DATA TO PROCESS:
────────────────────

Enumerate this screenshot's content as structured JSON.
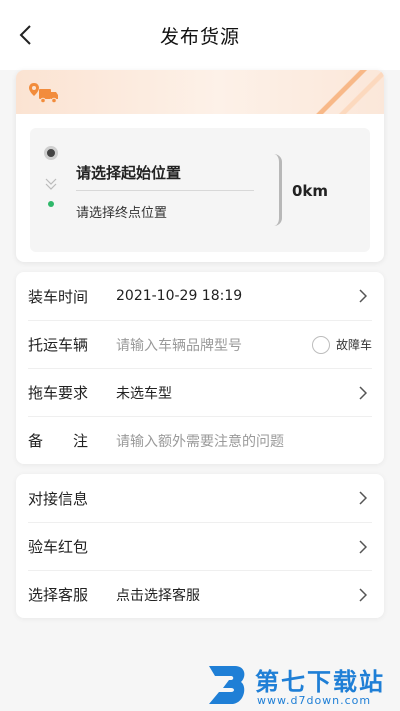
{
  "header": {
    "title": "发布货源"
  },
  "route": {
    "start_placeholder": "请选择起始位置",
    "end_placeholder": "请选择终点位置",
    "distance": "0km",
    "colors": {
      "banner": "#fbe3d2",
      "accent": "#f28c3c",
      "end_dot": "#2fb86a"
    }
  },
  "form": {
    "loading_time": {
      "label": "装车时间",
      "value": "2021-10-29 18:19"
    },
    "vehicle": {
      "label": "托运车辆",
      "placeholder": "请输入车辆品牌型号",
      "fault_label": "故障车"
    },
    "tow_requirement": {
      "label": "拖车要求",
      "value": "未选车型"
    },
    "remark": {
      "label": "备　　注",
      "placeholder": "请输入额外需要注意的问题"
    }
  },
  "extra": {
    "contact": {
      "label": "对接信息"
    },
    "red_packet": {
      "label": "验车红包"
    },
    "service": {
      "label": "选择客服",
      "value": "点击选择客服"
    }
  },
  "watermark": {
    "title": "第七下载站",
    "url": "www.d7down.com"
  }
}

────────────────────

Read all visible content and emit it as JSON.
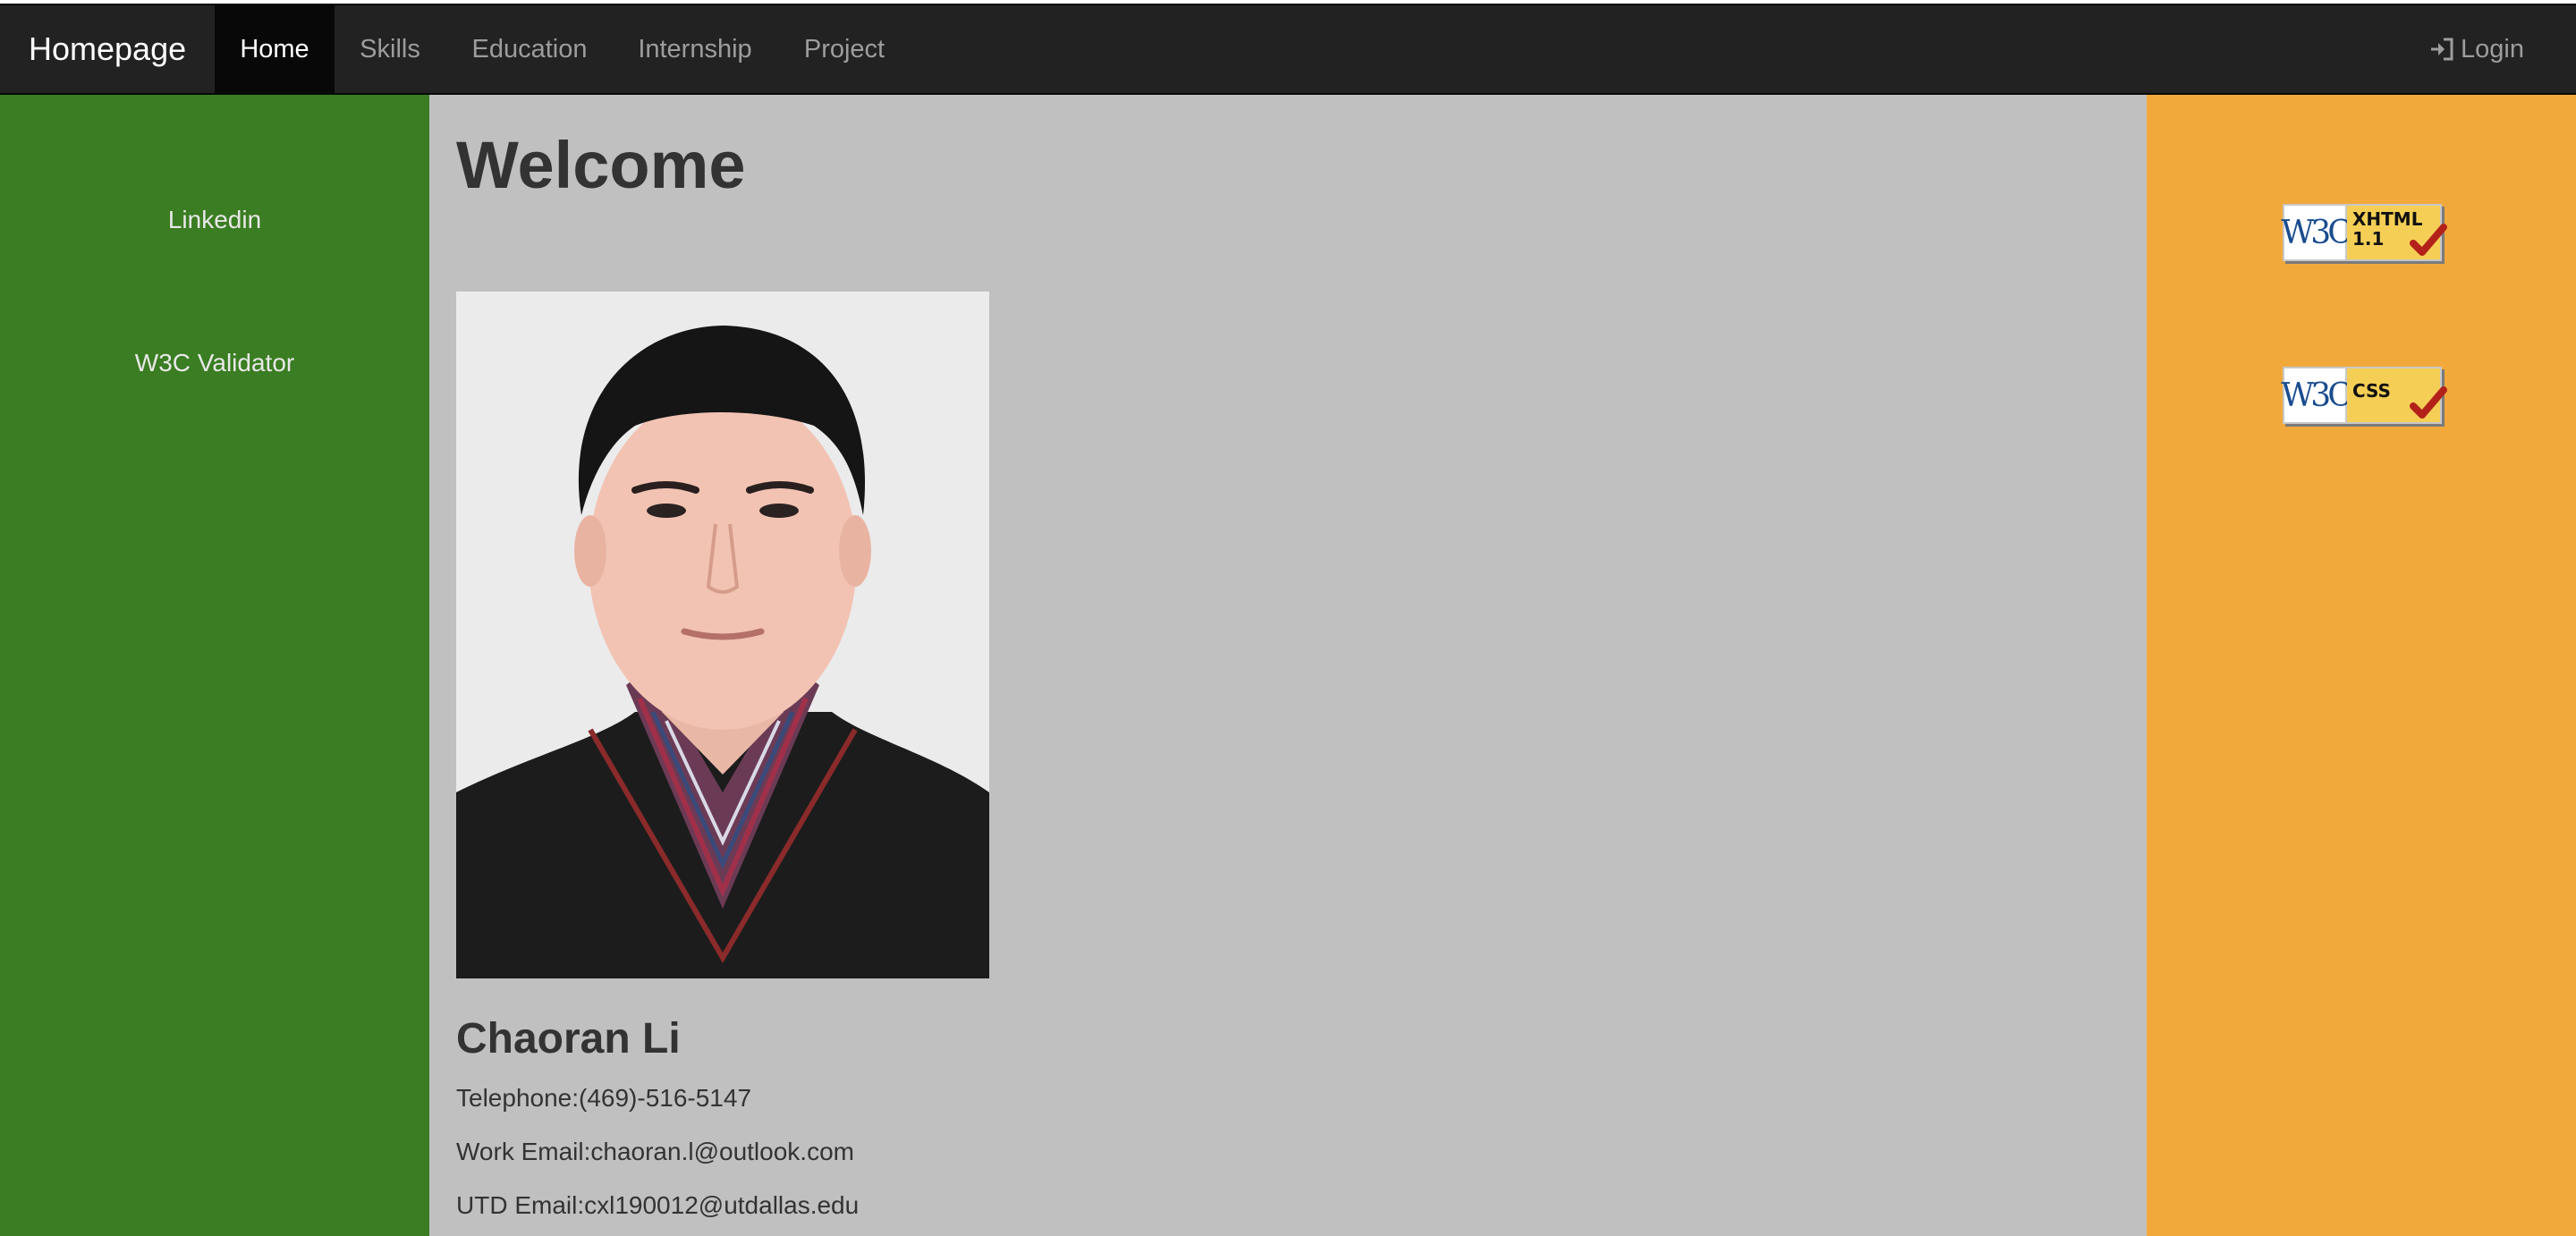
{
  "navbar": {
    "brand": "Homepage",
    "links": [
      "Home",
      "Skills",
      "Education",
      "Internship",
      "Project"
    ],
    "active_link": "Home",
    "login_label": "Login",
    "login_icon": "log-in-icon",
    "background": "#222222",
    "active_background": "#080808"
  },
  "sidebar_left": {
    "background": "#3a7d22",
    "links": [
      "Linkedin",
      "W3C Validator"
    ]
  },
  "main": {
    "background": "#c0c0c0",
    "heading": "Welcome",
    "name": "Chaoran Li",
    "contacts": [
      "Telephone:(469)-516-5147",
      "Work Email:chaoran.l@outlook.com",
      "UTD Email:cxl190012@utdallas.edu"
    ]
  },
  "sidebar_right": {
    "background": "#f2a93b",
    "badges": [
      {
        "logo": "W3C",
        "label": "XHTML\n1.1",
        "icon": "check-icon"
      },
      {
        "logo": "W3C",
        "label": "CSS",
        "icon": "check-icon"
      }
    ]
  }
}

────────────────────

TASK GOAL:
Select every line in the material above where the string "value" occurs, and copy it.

WRITTEN RESPONSE:
      "value": "2021-10-29 18:19"
      "value": "未选车型"
      "value": "点击选择客服"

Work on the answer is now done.